- [Task description]: What you return should be the entries, unchanged, without their pictures.
————————
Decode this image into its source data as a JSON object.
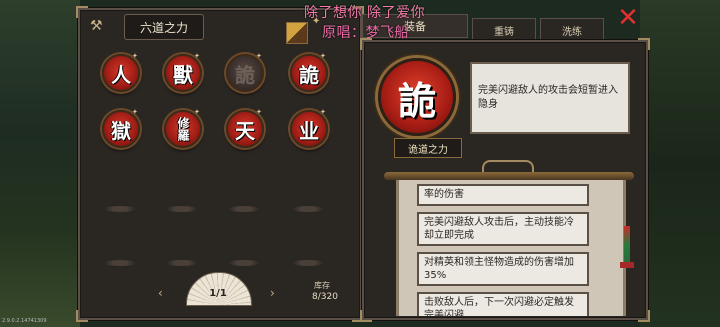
{
  "build_id": "2.9.0.2.14741309",
  "left_panel": {
    "title": "六道之力",
    "powers": [
      {
        "glyph": "人",
        "active": true
      },
      {
        "glyph": "獸",
        "active": true
      },
      {
        "glyph": "詭",
        "active": false
      },
      {
        "glyph": "詭",
        "active": true
      },
      {
        "glyph": "獄",
        "active": true
      },
      {
        "glyph": "修羅",
        "active": true
      },
      {
        "glyph": "天",
        "active": true
      },
      {
        "glyph": "业",
        "active": true
      }
    ],
    "page": "1/1",
    "stock_label": "库存",
    "stock_count": "8/320"
  },
  "tabs": {
    "equip": "装备",
    "forge": "重铸",
    "wash": "洗练"
  },
  "overlay": {
    "line1": "除了想你 除了爱你",
    "line2": "原唱：梦飞船"
  },
  "detail": {
    "glyph": "詭",
    "name": "诡道之力",
    "description": "完美闪避敌人的攻击会短暂进入隐身"
  },
  "perks": [
    "率的伤害",
    "完美闪避敌人攻击后，主动技能冷却立即完成",
    "对精英和领主怪物造成的伤害增加35%",
    "击败敌人后，下一次闪避必定触发完美闪避"
  ],
  "colors": {
    "orb_red": "#c2271d",
    "lyric_pink": "#f37aa9",
    "close_red": "#e23030"
  }
}
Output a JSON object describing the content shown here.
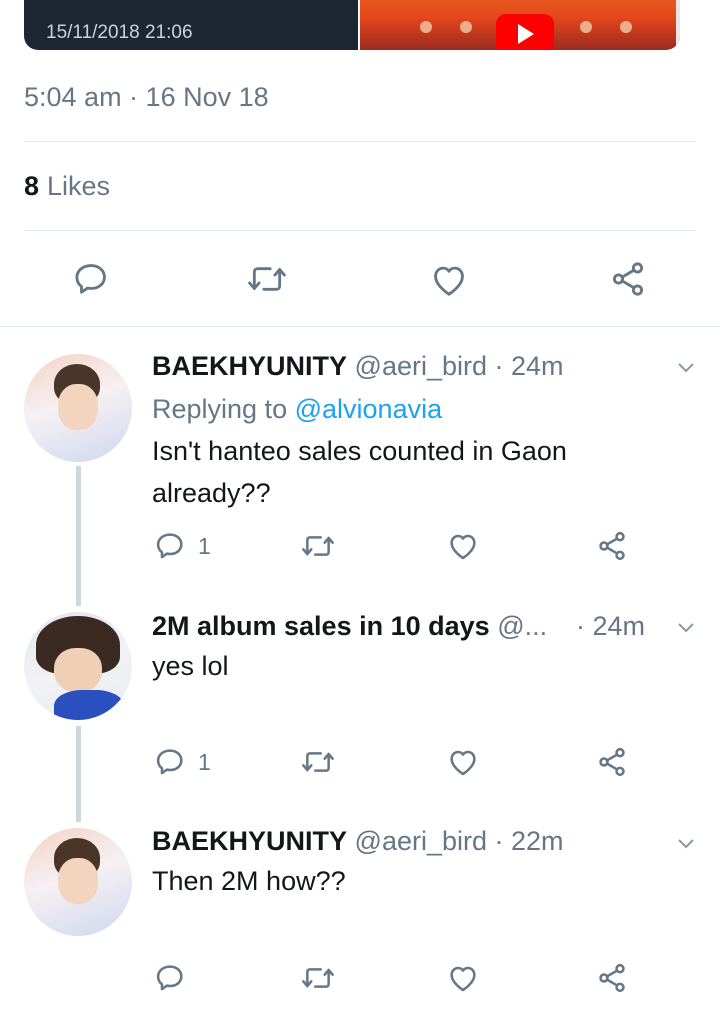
{
  "quoted": {
    "date": "15/11/2018 21:06"
  },
  "main_tweet": {
    "timestamp": "5:04 am · 16 Nov 18",
    "likes_count": "8",
    "likes_label": "Likes"
  },
  "replies": [
    {
      "name": "BAEKHYUNITY",
      "handle": "@aeri_bird",
      "time": "· 24m",
      "replying_label": "Replying to",
      "replying_to": "@alvionavia",
      "text": "Isn't hanteo sales counted in Gaon already??",
      "reply_count": "1"
    },
    {
      "name": "2M album sales in 10 days",
      "handle": "@...",
      "time": "· 24m",
      "text": "yes lol",
      "reply_count": "1"
    },
    {
      "name": "BAEKHYUNITY",
      "handle": "@aeri_bird",
      "time": "· 22m",
      "text": "Then 2M how??"
    }
  ],
  "icons": [
    "reply-icon",
    "retweet-icon",
    "like-icon",
    "share-icon",
    "chevron-down-icon"
  ],
  "colors": {
    "text": "#14171a",
    "secondary": "#657786",
    "link": "#1da1f2",
    "divider": "#e1e8ed"
  }
}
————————
- [Solution to this problem]:
Decode this image into its source data as a JSON object.
{
  "build_id": "2.9.0.2.14741309",
  "left_panel": {
    "title": "六道之力",
    "powers": [
      {
        "glyph": "人",
        "active": true
      },
      {
        "glyph": "獸",
        "active": true
      },
      {
        "glyph": "詭",
        "active": false
      },
      {
        "glyph": "詭",
        "active": true
      },
      {
        "glyph": "獄",
        "active": true
      },
      {
        "glyph": "修羅",
        "active": true
      },
      {
        "glyph": "天",
        "active": true
      },
      {
        "glyph": "业",
        "active": true
      }
    ],
    "page": "1/1",
    "stock_label": "库存",
    "stock_count": "8/320"
  },
  "tabs": {
    "equip": "装备",
    "forge": "重铸",
    "wash": "洗练"
  },
  "overlay": {
    "line1": "除了想你 除了爱你",
    "line2": "原唱：梦飞船"
  },
  "detail": {
    "glyph": "詭",
    "name": "诡道之力",
    "description": "完美闪避敌人的攻击会短暂进入隐身"
  },
  "perks": [
    "率的伤害",
    "完美闪避敌人攻击后，主动技能冷却立即完成",
    "对精英和领主怪物造成的伤害增加35%",
    "击败敌人后，下一次闪避必定触发完美闪避"
  ],
  "colors": {
    "orb_red": "#c2271d",
    "lyric_pink": "#f37aa9",
    "close_red": "#e23030"
  }
}
Output a JSON object describing the content shown here.
{
  "quoted": {
    "date": "15/11/2018 21:06"
  },
  "main_tweet": {
    "timestamp": "5:04 am · 16 Nov 18",
    "likes_count": "8",
    "likes_label": "Likes"
  },
  "replies": [
    {
      "name": "BAEKHYUNITY",
      "handle": "@aeri_bird",
      "time": "· 24m",
      "replying_label": "Replying to",
      "replying_to": "@alvionavia",
      "text": "Isn't hanteo sales counted in Gaon already??",
      "reply_count": "1"
    },
    {
      "name": "2M album sales in 10 days",
      "handle": "@...",
      "time": "· 24m",
      "text": "yes lol",
      "reply_count": "1"
    },
    {
      "name": "BAEKHYUNITY",
      "handle": "@aeri_bird",
      "time": "· 22m",
      "text": "Then 2M how??"
    }
  ],
  "icons": [
    "reply-icon",
    "retweet-icon",
    "like-icon",
    "share-icon",
    "chevron-down-icon"
  ],
  "colors": {
    "text": "#14171a",
    "secondary": "#657786",
    "link": "#1da1f2",
    "divider": "#e1e8ed"
  }
}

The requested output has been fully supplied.